Content starts
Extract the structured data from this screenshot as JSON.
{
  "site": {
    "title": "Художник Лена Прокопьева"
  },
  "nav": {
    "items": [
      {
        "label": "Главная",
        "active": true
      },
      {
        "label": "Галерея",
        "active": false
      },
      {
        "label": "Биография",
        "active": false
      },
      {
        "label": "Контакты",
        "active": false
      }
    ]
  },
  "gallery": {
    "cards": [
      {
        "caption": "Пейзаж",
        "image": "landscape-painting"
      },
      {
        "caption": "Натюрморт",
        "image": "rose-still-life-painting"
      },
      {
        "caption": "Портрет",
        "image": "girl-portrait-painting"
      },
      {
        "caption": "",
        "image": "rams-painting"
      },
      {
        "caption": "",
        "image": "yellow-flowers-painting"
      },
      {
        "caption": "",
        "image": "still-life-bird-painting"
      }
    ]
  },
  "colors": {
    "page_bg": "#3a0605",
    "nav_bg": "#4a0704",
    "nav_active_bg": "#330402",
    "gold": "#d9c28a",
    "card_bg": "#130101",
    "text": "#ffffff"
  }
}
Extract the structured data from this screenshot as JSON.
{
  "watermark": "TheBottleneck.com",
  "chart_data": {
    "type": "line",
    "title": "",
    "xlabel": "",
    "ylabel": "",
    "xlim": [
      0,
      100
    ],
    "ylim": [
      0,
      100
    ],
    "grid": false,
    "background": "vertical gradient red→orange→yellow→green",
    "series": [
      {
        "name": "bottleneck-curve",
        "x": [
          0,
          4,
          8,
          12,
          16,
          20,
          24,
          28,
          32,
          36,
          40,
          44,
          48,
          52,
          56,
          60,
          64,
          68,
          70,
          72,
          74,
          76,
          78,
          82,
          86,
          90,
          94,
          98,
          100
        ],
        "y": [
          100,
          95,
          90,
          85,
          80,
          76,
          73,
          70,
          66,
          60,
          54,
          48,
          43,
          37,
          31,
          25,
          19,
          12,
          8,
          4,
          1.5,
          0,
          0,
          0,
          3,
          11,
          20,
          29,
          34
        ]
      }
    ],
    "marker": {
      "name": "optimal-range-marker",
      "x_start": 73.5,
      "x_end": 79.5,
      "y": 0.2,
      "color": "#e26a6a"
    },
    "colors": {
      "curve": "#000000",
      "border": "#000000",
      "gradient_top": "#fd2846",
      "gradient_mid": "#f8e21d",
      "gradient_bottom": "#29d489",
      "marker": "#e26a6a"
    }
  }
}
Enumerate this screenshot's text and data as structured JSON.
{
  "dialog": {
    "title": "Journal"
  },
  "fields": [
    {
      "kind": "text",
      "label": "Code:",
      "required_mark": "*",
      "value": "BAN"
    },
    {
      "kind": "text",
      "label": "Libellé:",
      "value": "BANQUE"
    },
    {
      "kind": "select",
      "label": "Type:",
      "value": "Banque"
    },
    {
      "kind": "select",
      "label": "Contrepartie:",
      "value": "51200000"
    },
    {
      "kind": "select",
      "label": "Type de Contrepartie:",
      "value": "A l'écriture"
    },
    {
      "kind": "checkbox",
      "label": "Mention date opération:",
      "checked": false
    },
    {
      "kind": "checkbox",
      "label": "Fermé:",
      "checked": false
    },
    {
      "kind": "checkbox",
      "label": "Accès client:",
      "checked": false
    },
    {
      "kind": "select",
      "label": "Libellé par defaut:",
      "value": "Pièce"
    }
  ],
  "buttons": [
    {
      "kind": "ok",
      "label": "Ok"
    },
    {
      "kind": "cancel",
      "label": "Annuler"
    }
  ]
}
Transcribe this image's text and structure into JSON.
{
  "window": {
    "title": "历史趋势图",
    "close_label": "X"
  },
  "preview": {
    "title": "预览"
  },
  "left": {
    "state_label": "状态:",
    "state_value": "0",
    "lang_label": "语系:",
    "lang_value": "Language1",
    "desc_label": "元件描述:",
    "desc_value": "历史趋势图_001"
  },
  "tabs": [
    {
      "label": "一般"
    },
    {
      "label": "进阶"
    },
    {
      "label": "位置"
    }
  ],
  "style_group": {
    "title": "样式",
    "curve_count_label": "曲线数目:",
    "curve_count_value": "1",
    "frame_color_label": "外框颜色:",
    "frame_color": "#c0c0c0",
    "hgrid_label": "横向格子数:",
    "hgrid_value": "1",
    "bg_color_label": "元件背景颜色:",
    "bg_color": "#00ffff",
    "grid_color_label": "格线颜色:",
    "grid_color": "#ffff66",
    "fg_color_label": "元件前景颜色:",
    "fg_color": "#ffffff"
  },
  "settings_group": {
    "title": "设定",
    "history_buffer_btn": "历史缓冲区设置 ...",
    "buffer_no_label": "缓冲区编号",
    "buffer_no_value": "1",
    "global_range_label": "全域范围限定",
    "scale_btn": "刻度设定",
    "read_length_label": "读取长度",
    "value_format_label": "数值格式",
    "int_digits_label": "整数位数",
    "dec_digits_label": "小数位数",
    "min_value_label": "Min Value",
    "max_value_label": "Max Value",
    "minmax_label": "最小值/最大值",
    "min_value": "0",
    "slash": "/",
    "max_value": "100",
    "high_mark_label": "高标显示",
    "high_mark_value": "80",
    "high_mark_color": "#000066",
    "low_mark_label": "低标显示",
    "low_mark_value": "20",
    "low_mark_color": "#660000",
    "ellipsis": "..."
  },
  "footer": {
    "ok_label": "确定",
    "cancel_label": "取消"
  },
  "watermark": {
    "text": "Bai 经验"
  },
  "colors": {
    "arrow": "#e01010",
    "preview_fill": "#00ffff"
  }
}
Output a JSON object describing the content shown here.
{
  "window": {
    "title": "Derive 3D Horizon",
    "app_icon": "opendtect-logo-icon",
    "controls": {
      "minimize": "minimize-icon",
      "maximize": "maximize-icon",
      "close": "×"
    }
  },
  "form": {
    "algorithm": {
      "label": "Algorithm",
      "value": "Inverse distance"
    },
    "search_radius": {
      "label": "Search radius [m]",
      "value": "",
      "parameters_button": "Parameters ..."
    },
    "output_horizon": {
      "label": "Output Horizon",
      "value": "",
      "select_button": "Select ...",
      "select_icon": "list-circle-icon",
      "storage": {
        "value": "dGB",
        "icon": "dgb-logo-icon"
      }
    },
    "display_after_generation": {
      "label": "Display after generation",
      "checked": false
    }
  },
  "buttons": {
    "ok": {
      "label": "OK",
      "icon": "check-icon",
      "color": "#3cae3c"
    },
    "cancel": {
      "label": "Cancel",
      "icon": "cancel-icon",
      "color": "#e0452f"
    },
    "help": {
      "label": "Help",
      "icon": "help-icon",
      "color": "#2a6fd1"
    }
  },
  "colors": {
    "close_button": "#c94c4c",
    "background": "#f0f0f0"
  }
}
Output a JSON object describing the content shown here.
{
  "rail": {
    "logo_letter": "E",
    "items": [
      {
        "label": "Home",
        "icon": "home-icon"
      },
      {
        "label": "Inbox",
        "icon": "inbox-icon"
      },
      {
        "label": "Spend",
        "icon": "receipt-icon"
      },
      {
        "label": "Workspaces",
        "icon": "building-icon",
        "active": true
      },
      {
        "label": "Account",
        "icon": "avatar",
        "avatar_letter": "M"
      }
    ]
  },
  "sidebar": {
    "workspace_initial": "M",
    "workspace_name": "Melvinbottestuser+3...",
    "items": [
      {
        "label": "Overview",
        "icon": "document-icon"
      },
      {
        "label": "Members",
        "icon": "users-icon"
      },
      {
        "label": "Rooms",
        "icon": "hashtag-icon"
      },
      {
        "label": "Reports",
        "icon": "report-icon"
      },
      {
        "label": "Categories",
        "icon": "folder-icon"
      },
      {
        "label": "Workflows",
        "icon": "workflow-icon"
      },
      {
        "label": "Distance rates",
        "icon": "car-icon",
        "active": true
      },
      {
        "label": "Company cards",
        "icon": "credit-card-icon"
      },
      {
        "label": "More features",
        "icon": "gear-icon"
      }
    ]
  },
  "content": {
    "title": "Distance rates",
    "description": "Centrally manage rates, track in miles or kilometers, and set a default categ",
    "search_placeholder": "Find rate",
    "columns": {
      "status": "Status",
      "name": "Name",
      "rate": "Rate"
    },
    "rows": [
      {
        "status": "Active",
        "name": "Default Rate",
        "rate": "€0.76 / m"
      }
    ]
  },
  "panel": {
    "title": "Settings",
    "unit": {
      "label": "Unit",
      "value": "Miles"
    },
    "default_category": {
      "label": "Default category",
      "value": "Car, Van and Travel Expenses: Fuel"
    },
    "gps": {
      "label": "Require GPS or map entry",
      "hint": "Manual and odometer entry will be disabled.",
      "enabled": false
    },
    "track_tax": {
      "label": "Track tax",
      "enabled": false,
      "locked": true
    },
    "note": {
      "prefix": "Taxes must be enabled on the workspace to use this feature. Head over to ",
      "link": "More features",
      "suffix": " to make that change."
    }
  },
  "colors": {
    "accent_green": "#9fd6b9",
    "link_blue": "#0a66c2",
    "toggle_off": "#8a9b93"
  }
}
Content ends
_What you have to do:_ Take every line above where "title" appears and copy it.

_Final answer:_
    "title": "Художник Лена Прокопьева"
    "title": "",
    "title": "Journal"
    "title": "历史趋势图",
    "title": "预览"
    "title": "样式",
    "title": "设定",
    "title": "Derive 3D Horizon",
    "title": "Distance rates",
    "title": "Settings",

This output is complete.